Robert Lang (Brookings Mountain West) and David Damore (Political Science) are the authors of an analysis of the the 2016 U.S. presidential election, "The End of the Democratic Blue Wall?," which recently was published by Brookings Mountain West. On Nov. 8, 2016, the Republicans breached a key portion of the Blue Wall as presidential candidate Donald Trump narrowly carried Michigan, Pennsylvania, and Wisconsin, while also cutting the margin in the once solid Democratic state of Minnesota. Had this section of the Blue Wall held, Hillary Clinton would have won the presidency with 278 Electoral College votes, despite losing swing states such as Florida, Iowa, North Carolina, and Ohio. Abstract Heading into the 2016 presidential election, Democratic candidate Hillary Clinton had multiple paths to secure the 270 Electoral College votes needed to win the presidency. In contrast, Republican nominee Donald Trump’s path to the White House necessitated winning a number of large swing states and securing victories in states that had been reliably Democratic. Building from a prior Brookings Mountain West brief (Damore and Lang 2016), we consider how the Trump campaign, despite being vastly outspent, was able to use targeted online messages to activate “white identify politics” — long a staple of Republican politics in the South— in the non-metro areas of the upper Midwest. This messaging, coupled with Hillary Clinton’s unpopularity among white working class and rural voters in the region, interacted with the winner-take-all allocation of Electoral College votes to deliver the presidency for Trump. In the brief’s conclusion, we consider the implications that the 2016 election has for Electoral College politics moving forward. A related work, "Beyond Density & Diversity: Understanding the Socio-Cultural Geography of Contemporary Presidential Elections" also is available.

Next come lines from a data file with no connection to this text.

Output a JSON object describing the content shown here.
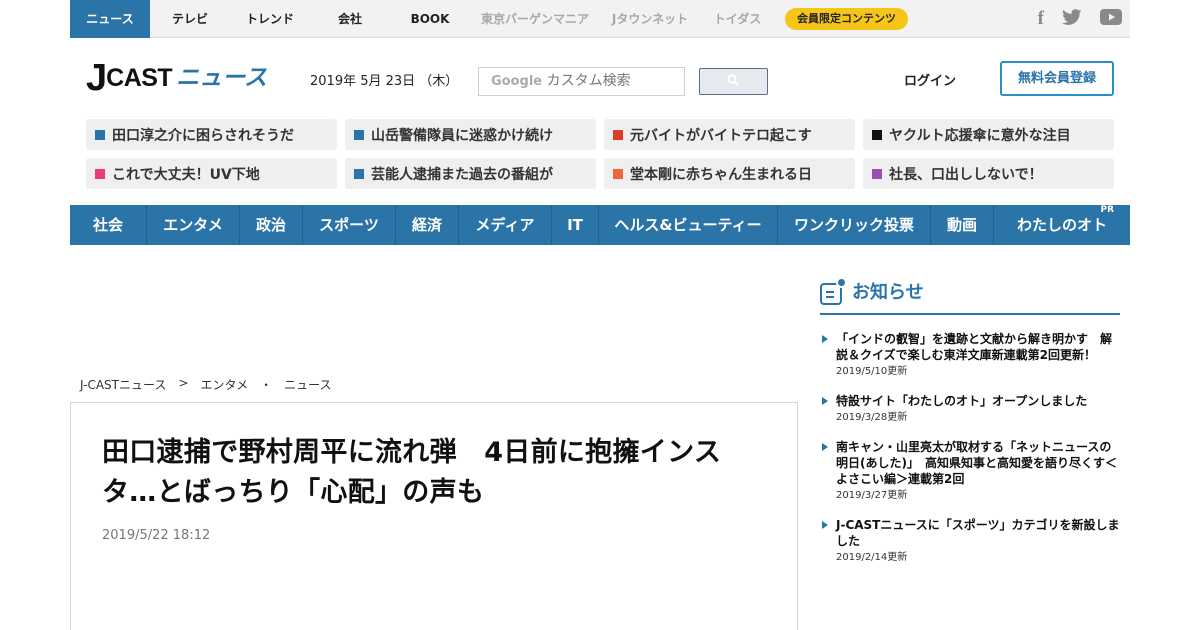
{
  "topnav": {
    "items": [
      {
        "label": "ニュース",
        "active": true
      },
      {
        "label": "テレビ"
      },
      {
        "label": "トレンド"
      },
      {
        "label": "会社"
      },
      {
        "label": "BOOK"
      },
      {
        "label": "東京バーゲンマニア",
        "muted": true
      },
      {
        "label": "Jタウンネット",
        "muted": true
      },
      {
        "label": "トイダス",
        "muted": true
      }
    ],
    "member_label": "会員限定コンテンツ",
    "social": {
      "facebook": "f",
      "twitter": "twitter-icon",
      "youtube": "youtube-icon"
    }
  },
  "header": {
    "logo_j": "J",
    "logo_cast": "CAST",
    "logo_news": "ニュース",
    "date": "2019年 5月 23日 （木）",
    "search_brand": "Google",
    "search_placeholder": "カスタム検索",
    "login_label": "ログイン",
    "register_label": "無料会員登録"
  },
  "headline_tags": [
    {
      "text": "田口淳之介に困らされそうだ",
      "color": "#2b74a8"
    },
    {
      "text": "山岳警備隊員に迷惑かけ続け",
      "color": "#2b74a8"
    },
    {
      "text": "元バイトがバイトテロ起こす",
      "color": "#e03a2a"
    },
    {
      "text": "ヤクルト応援傘に意外な注目",
      "color": "#111111"
    },
    {
      "text": "これで大丈夫！UV下地",
      "color": "#ec3a78"
    },
    {
      "text": "芸能人逮捕また過去の番組が",
      "color": "#2b74a8"
    },
    {
      "text": "堂本剛に赤ちゃん生まれる日",
      "color": "#f0653a"
    },
    {
      "text": "社長、口出ししないで！",
      "color": "#9a4fb5"
    }
  ],
  "categories": [
    {
      "label": "社会"
    },
    {
      "label": "エンタメ"
    },
    {
      "label": "政治"
    },
    {
      "label": "スポーツ"
    },
    {
      "label": "経済"
    },
    {
      "label": "メディア"
    },
    {
      "label": "IT"
    },
    {
      "label": "ヘルス&ビューティー"
    },
    {
      "label": "ワンクリック投票"
    },
    {
      "label": "動画"
    },
    {
      "label": "わたしのオト",
      "badge": "PR"
    }
  ],
  "breadcrumb": [
    "J-CASTニュース",
    ">",
    "エンタメ",
    "・",
    "ニュース"
  ],
  "article": {
    "title": "田口逮捕で野村周平に流れ弾　4日前に抱擁インスタ…とばっちり「心配」の声も",
    "timestamp": "2019/5/22 18:12"
  },
  "notices": {
    "heading": "お知らせ",
    "items": [
      {
        "text": "「インドの叡智」を遺跡と文献から解き明かす　解説＆クイズで楽しむ東洋文庫新連載第2回更新！",
        "date": "2019/5/10更新"
      },
      {
        "text": "特設サイト「わたしのオト」オープンしました",
        "date": "2019/3/28更新"
      },
      {
        "text": "南キャン・山里亮太が取材する「ネットニュースの明日(あした)」　高知県知事と高知愛を語り尽くす＜よさこい編＞連載第2回",
        "date": "2019/3/27更新"
      },
      {
        "text": "J-CASTニュースに「スポーツ」カテゴリを新設しました",
        "date": "2019/2/14更新"
      }
    ]
  },
  "colors": {
    "brand_blue": "#2b74a8",
    "member_yellow": "#f5c518"
  }
}
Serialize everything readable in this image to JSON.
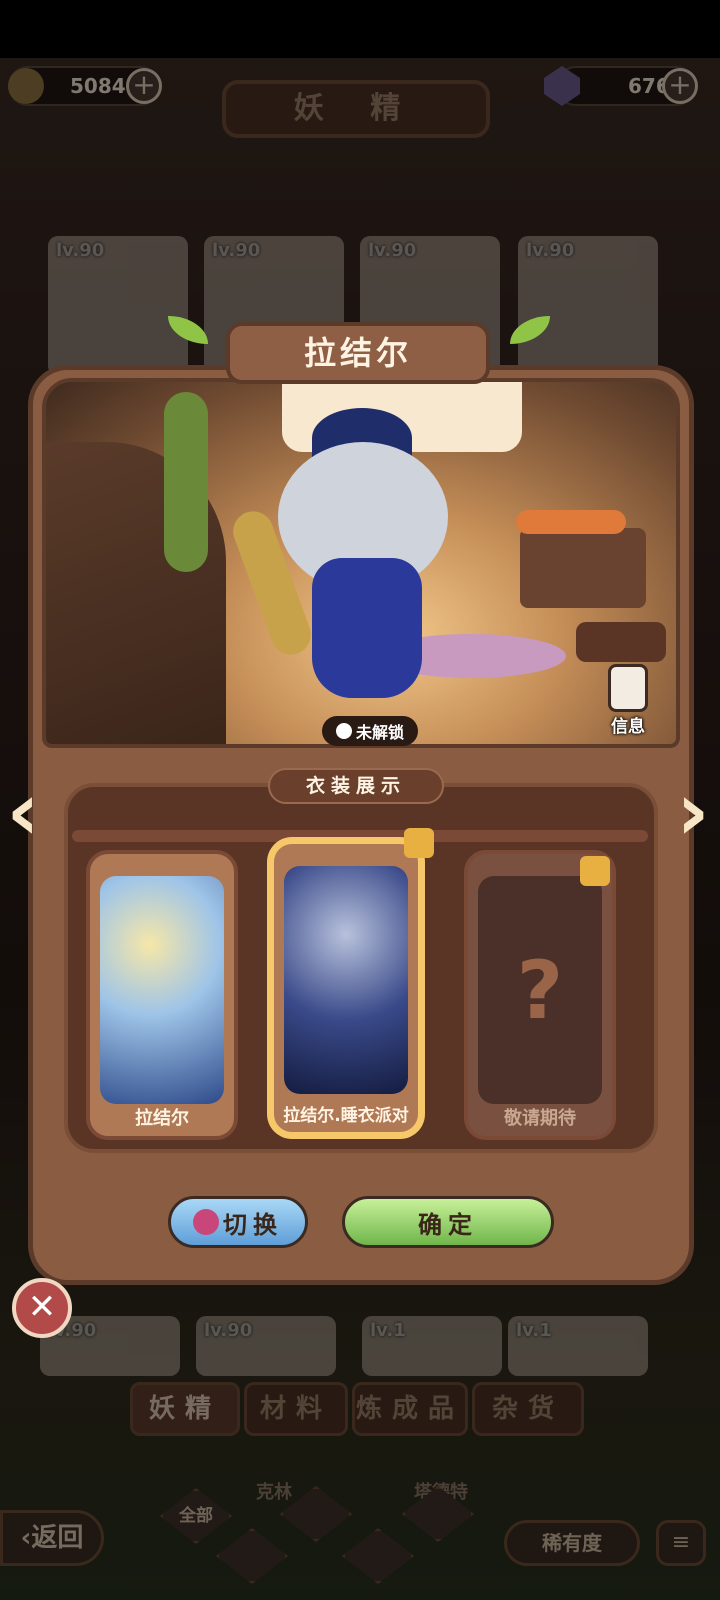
{
  "header": {
    "gold_amount": "50840",
    "gem_amount": "676",
    "title": "妖 精"
  },
  "background_cards": [
    {
      "level": "lv.90"
    },
    {
      "level": "lv.90"
    },
    {
      "level": "lv.90"
    },
    {
      "level": "lv.90"
    }
  ],
  "bottom_cards": [
    {
      "level": "lv.90"
    },
    {
      "level": "lv.90"
    },
    {
      "level": "lv.1"
    },
    {
      "level": "lv.1"
    }
  ],
  "bottom_names": [
    "克林",
    "塔德特"
  ],
  "modal": {
    "character_name": "拉结尔",
    "lock_status": "未解锁",
    "info_label": "信息",
    "section_title": "衣装展示",
    "outfits": [
      {
        "name": "拉结尔",
        "locked": false
      },
      {
        "name": "拉结尔.睡衣派对",
        "locked": true,
        "selected": true
      },
      {
        "name": "敬请期待",
        "locked": true
      }
    ],
    "switch_label": "切换",
    "confirm_label": "确定",
    "prev_arrow": "‹",
    "next_arrow": "›",
    "close_symbol": "✕"
  },
  "tabs": [
    "妖精",
    "材料",
    "炼成品",
    "杂货"
  ],
  "filters": {
    "all_label": "全部",
    "rarity_label": "稀有度",
    "sort_symbol": "≡"
  },
  "back_label": "‹返回",
  "colors": {
    "accent_gold": "#f6c86a",
    "switch_button": "#5f9ed8",
    "confirm_button": "#6fb64a",
    "close_button": "#b34a4a"
  }
}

Jan 3, 2017
Robert Futrell (Sociology) was quoted in an article at ThinkProgress titled "Dylann Roof Was Not 'Self-Radicalized.' He Was Part of a Racist Community.."